Does Your Cat Need a Bigger Litter Box?
Your cat needs a bigger litter box if their current one isn’t longer, wider, and taller than them. You may also need an un-covered litter box if your current one is covered and you’re dealing with your cat is eliminating outside the litter box. Here’s a guide on how big a litter box should be to fit your cat.
However, bigger isn’t always the solution when dealing with litter box issues. If the litter box is the right size for your cat but they’re eliminating outside of it, going bigger may not solve the problem.

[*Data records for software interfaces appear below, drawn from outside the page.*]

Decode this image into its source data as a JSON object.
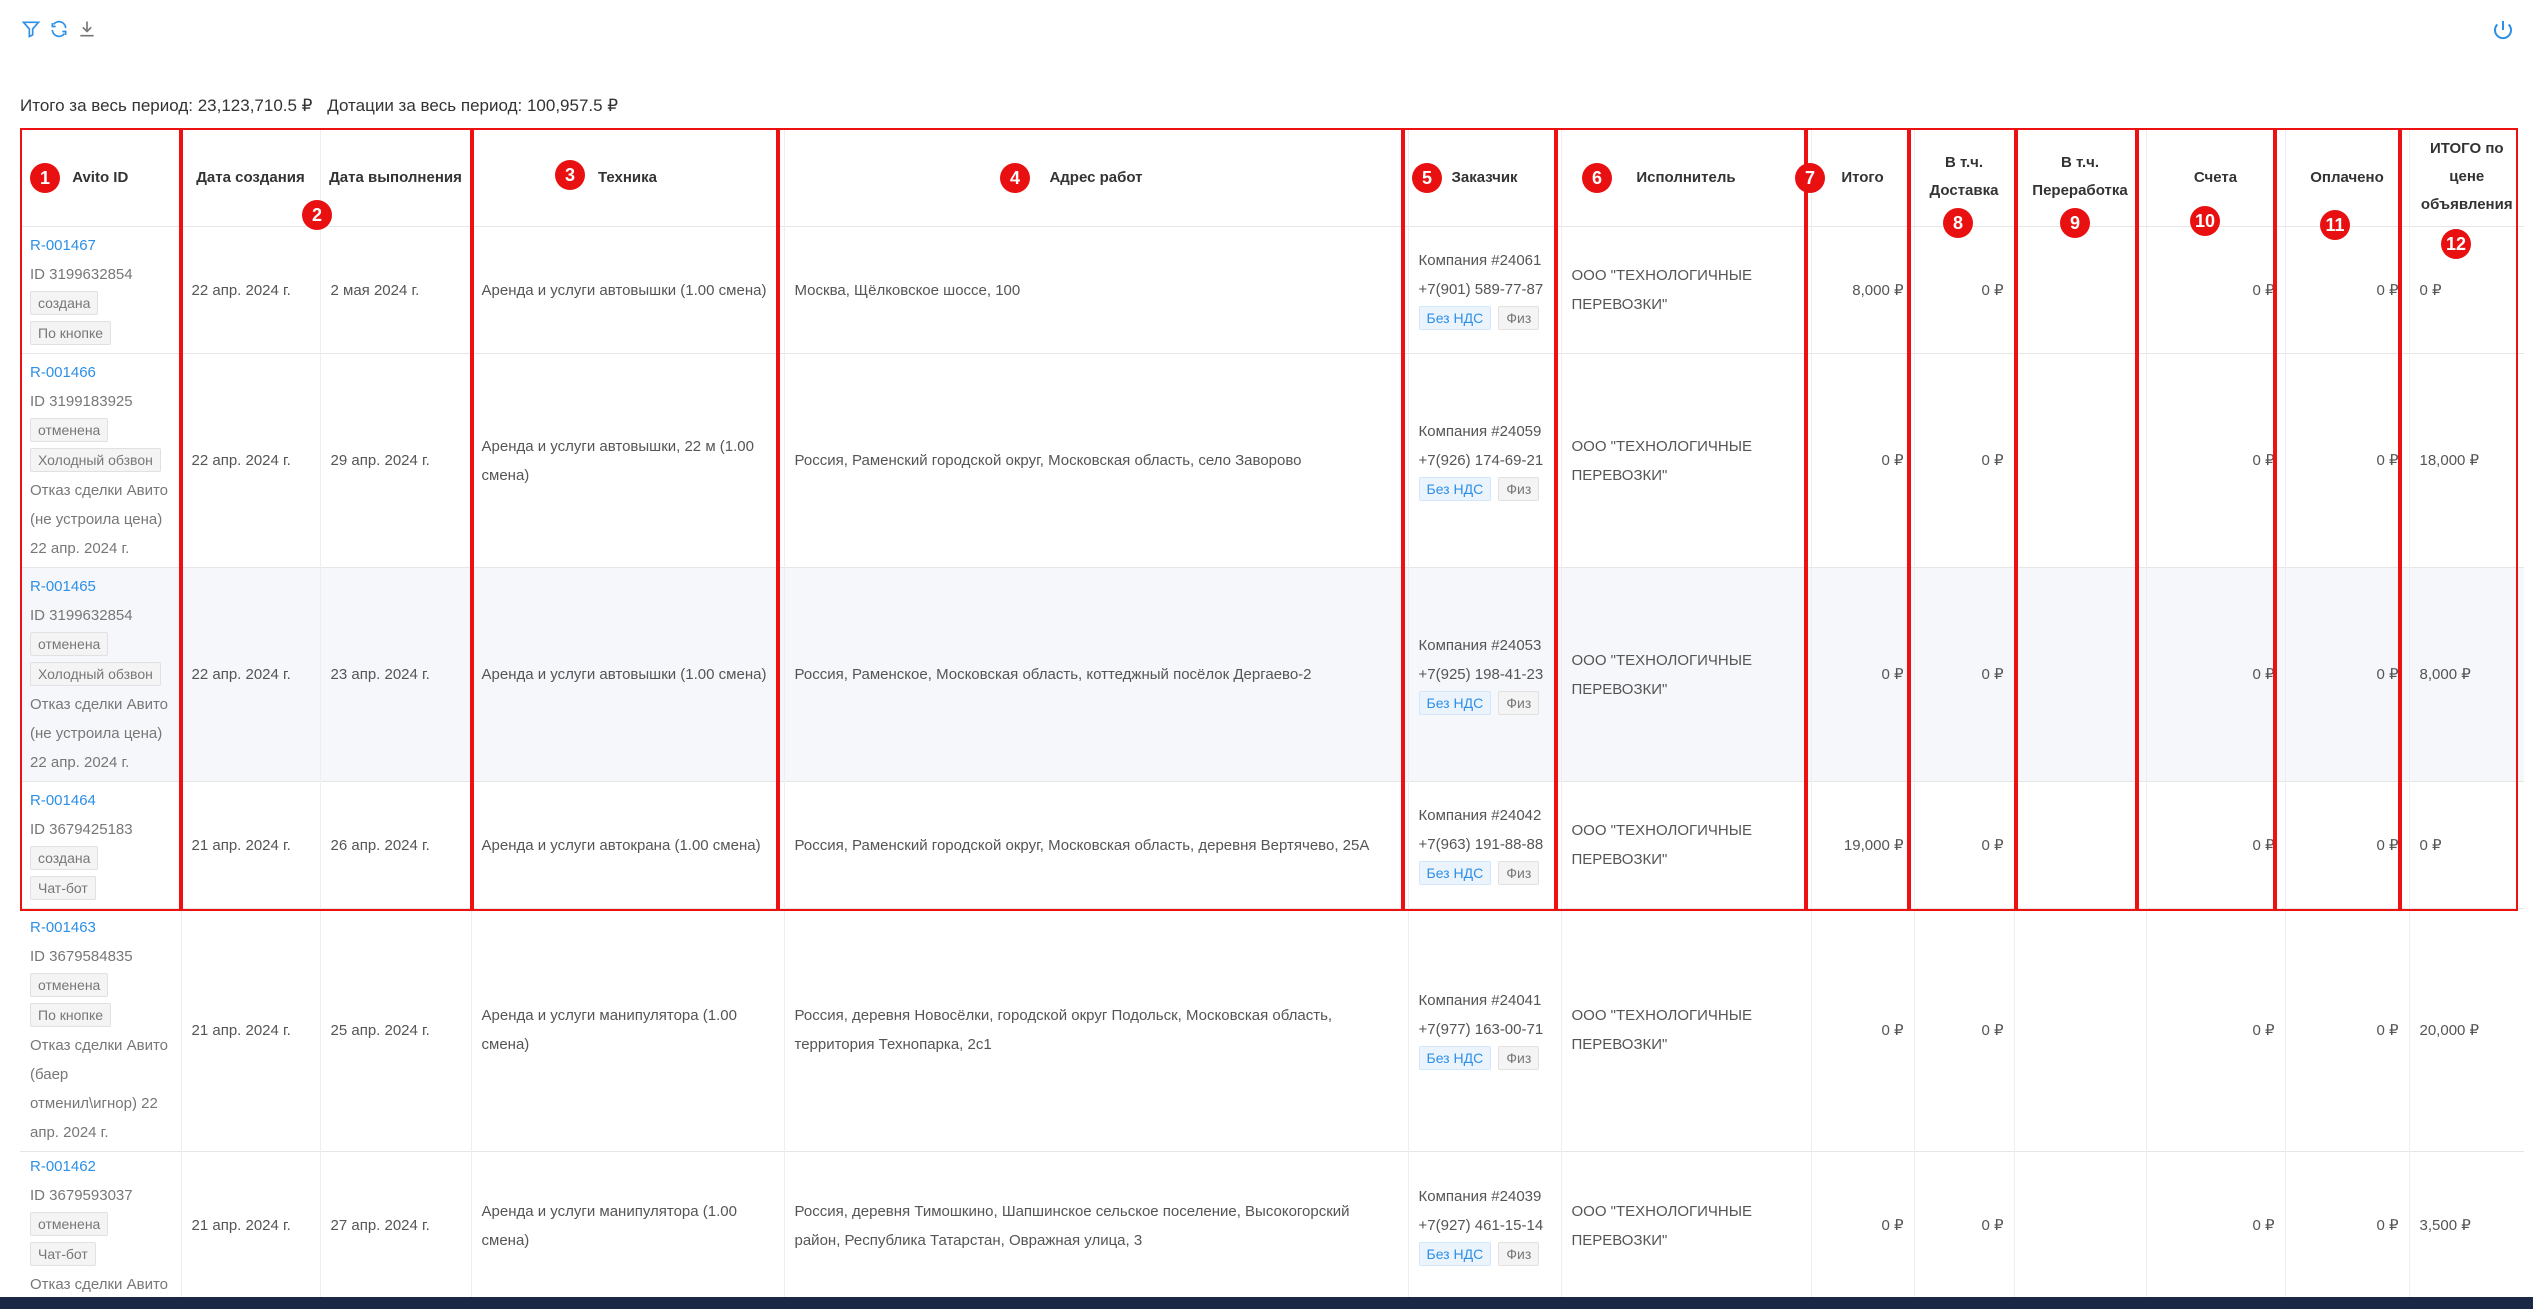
{
  "summary": {
    "total_label": "Итого за весь период:",
    "total_value": "23,123,710.5 ₽",
    "subsidy_label": "Дотации за весь период:",
    "subsidy_value": "100,957.5 ₽"
  },
  "toolbar": {
    "icons": [
      "filter-icon",
      "refresh-icon",
      "download-icon"
    ],
    "power_icon": "power-icon"
  },
  "columns": [
    {
      "label": "Avito ID"
    },
    {
      "label": "Дата создания"
    },
    {
      "label": "Дата выполнения"
    },
    {
      "label": "Техника"
    },
    {
      "label": "Адрес работ"
    },
    {
      "label": "Заказчик"
    },
    {
      "label": "Исполнитель"
    },
    {
      "label": "Итого"
    },
    {
      "label": "В т.ч. Доставка"
    },
    {
      "label": "В т.ч. Переработка"
    },
    {
      "label": "Счета"
    },
    {
      "label": "Оплачено"
    },
    {
      "label": "ИТОГО по цене объявления"
    }
  ],
  "markers": [
    "1",
    "2",
    "3",
    "4",
    "5",
    "6",
    "7",
    "8",
    "9",
    "10",
    "11",
    "12"
  ],
  "rows": [
    {
      "request": "R-001467",
      "id": "ID 3199632854",
      "status": "создана",
      "source": "По кнопке",
      "note": "",
      "created": "22 апр. 2024 г.",
      "done": "2 мая 2024 г.",
      "equipment": "Аренда и услуги автовышки (1.00 смена)",
      "address": "Москва, Щёлковское шоссе, 100",
      "customer": "Компания #24061",
      "phone": "+7(901) 589-77-87",
      "vat": "Без НДС",
      "type": "Физ",
      "executor": "ООО \"ТЕХНОЛОГИЧНЫЕ ПЕРЕВОЗКИ\"",
      "total": "8,000 ₽",
      "delivery": "0 ₽",
      "overtime": "",
      "invoices": "0 ₽",
      "paid": "0 ₽",
      "listing": "0 ₽"
    },
    {
      "request": "R-001466",
      "id": "ID 3199183925",
      "status": "отменена",
      "source": "Холодный обзвон",
      "note": "Отказ сделки Авито (не устроила цена) 22 апр. 2024 г.",
      "created": "22 апр. 2024 г.",
      "done": "29 апр. 2024 г.",
      "equipment": "Аренда и услуги автовышки, 22 м (1.00 смена)",
      "address": "Россия, Раменский городской округ, Московская область, село Заворово",
      "customer": "Компания #24059",
      "phone": "+7(926) 174-69-21",
      "vat": "Без НДС",
      "type": "Физ",
      "executor": "ООО \"ТЕХНОЛОГИЧНЫЕ ПЕРЕВОЗКИ\"",
      "total": "0 ₽",
      "delivery": "0 ₽",
      "overtime": "",
      "invoices": "0 ₽",
      "paid": "0 ₽",
      "listing": "18,000 ₽"
    },
    {
      "request": "R-001465",
      "id": "ID 3199632854",
      "status": "отменена",
      "source": "Холодный обзвон",
      "note": "Отказ сделки Авито (не устроила цена) 22 апр. 2024 г.",
      "created": "22 апр. 2024 г.",
      "done": "23 апр. 2024 г.",
      "equipment": "Аренда и услуги автовышки (1.00 смена)",
      "address": "Россия, Раменское, Московская область, коттеджный посёлок Дергаево-2",
      "customer": "Компания #24053",
      "phone": "+7(925) 198-41-23",
      "vat": "Без НДС",
      "type": "Физ",
      "executor": "ООО \"ТЕХНОЛОГИЧНЫЕ ПЕРЕВОЗКИ\"",
      "total": "0 ₽",
      "delivery": "0 ₽",
      "overtime": "",
      "invoices": "0 ₽",
      "paid": "0 ₽",
      "listing": "8,000 ₽"
    },
    {
      "request": "R-001464",
      "id": "ID 3679425183",
      "status": "создана",
      "source": "Чат-бот",
      "note": "",
      "created": "21 апр. 2024 г.",
      "done": "26 апр. 2024 г.",
      "equipment": "Аренда и услуги автокрана (1.00 смена)",
      "address": "Россия, Раменский городской округ, Московская область, деревня Вертячево, 25А",
      "customer": "Компания #24042",
      "phone": "+7(963) 191-88-88",
      "vat": "Без НДС",
      "type": "Физ",
      "executor": "ООО \"ТЕХНОЛОГИЧНЫЕ ПЕРЕВОЗКИ\"",
      "total": "19,000 ₽",
      "delivery": "0 ₽",
      "overtime": "",
      "invoices": "0 ₽",
      "paid": "0 ₽",
      "listing": "0 ₽"
    },
    {
      "request": "R-001463",
      "id": "ID 3679584835",
      "status": "отменена",
      "source": "По кнопке",
      "note": "Отказ сделки Авито (баер отменил\\игнор) 22 апр. 2024 г.",
      "created": "21 апр. 2024 г.",
      "done": "25 апр. 2024 г.",
      "equipment": "Аренда и услуги манипулятора (1.00 смена)",
      "address": "Россия, деревня Новосёлки, городской округ Подольск, Московская область, территория Технопарка, 2с1",
      "customer": "Компания #24041",
      "phone": "+7(977) 163-00-71",
      "vat": "Без НДС",
      "type": "Физ",
      "executor": "ООО \"ТЕХНОЛОГИЧНЫЕ ПЕРЕВОЗКИ\"",
      "total": "0 ₽",
      "delivery": "0 ₽",
      "overtime": "",
      "invoices": "0 ₽",
      "paid": "0 ₽",
      "listing": "20,000 ₽"
    },
    {
      "request": "R-001462",
      "id": "ID 3679593037",
      "status": "отменена",
      "source": "Чат-бот",
      "note": "Отказ сделки Авито",
      "created": "21 апр. 2024 г.",
      "done": "27 апр. 2024 г.",
      "equipment": "Аренда и услуги манипулятора (1.00 смена)",
      "address": "Россия, деревня Тимошкино, Шапшинское сельское поселение, Высокогорский район, Республика Татарстан, Овражная улица, 3",
      "customer": "Компания #24039",
      "phone": "+7(927) 461-15-14",
      "vat": "Без НДС",
      "type": "Физ",
      "executor": "ООО \"ТЕХНОЛОГИЧНЫЕ ПЕРЕВОЗКИ\"",
      "total": "0 ₽",
      "delivery": "0 ₽",
      "overtime": "",
      "invoices": "0 ₽",
      "paid": "0 ₽",
      "listing": "3,500 ₽"
    }
  ]
}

Also keep in mind, the bigger the litter box, the more litter it requires to achieve the right depth. Litter should be somewhere between 2 to 4 inches deep. A jumbo-sized litter box filled with an adequate amount of litter can get too heavy to pick up, which may lead to not changing it frequently enough.
And just because you have a bigger litter box does not mean you can neglect scooping, changing, or cleaning it. No matter the size, a litter box should be scooped daily and changed regularly (each type of litter will have its guidelines for changing frequency).
What To Do Instead of Getting a Jumbo Litter Box
Cat owners tend to gravitate towards giant litter boxes when they have multiple cats, when their cat keeps missing the litter box, or when they don’t want to go longer between cleanings. In these situations, a super large litter box is not the solution.
If you’re dealing with litter box problems, can’t find a bigger litter box, or can’t fit a bigger one in your space, consider the following:
1. Get a second litter box
Cats are territorial, so when they’re forced to use the same litter box, they’re unable to mark their territory with their urine and feces, and may find someplace else to do so.
Some cats do share the litter box well, and you may not need multiple litter boxes. However, it’s strongly suggested that cat owners have one litter box per cat, plus one extra, simply to avoid litter box issues that commonly arise from cats sharing one box.
Litter box issues are much easier to prevent with best practices than they are to correct.
Once your cat builds a habit of peeing or pooping outside their litter box, it can be hard to break, even if you’ve improved their litter box situation. It’s also difficult to get cat urine smells out of carpets and floors, and when they smell their scent, it tells them it’s a good place to go.
Instead of buying a jumbo litter box for all your cats to use, consider getting one or two additional litter boxes.
Even if you only have one cat, a second litter box may solve the accidents happening outside the litter pan. An extra pan will help ensure your feline friend can always find a clean, dry patch of litter.
2. Increase scooping & changing
Although an oversized litter box may give your cat more space to do their business, and they’re more likely to be able to find a clean spot, it doesn’t negate the need for daily scooping.
Cats prefer larger litter boxes because it gives them more surface area to find a clean spot. If you’re able to scoop more frequently so there’s only ever one, maybe two, pieces of waste in the box, your cat will be happier to use it.
Too much waste in the pan may be the reason your cat is peeing or pooping over the edge. They could just be trying to find a clean corner to go, or stand in a spot that’s not dirty, and they end up missing the box because of their positioning.
Also, be sure to completely dump the litter and replace it with fresh stuff regularly (typically 1x/week for non-clumping and 1x/month for clumping). Although you may scoop daily, remnants of waste, bacteria, and odors are left behind. So it may look clean, but it won’t smell clean, which can also turn a cat off from using it.
3. Try a clumping litter
Non-clumping litter has come a long way and you can find litters made from natural, renewable, and biodegradable materials. Non-clumping litter simply absorbs urine, instead of catching it and forming a hard clump. This can lead to a litter box that stays wet longer. Cat’s don’t like to step on wet litter so a clumping one may be beneficial.
There are some great clumping litters listed here, which are healthy for you and your cat, and better for the environment than clumping clay litters.
I hope this article has helped you find a large litter box 🙂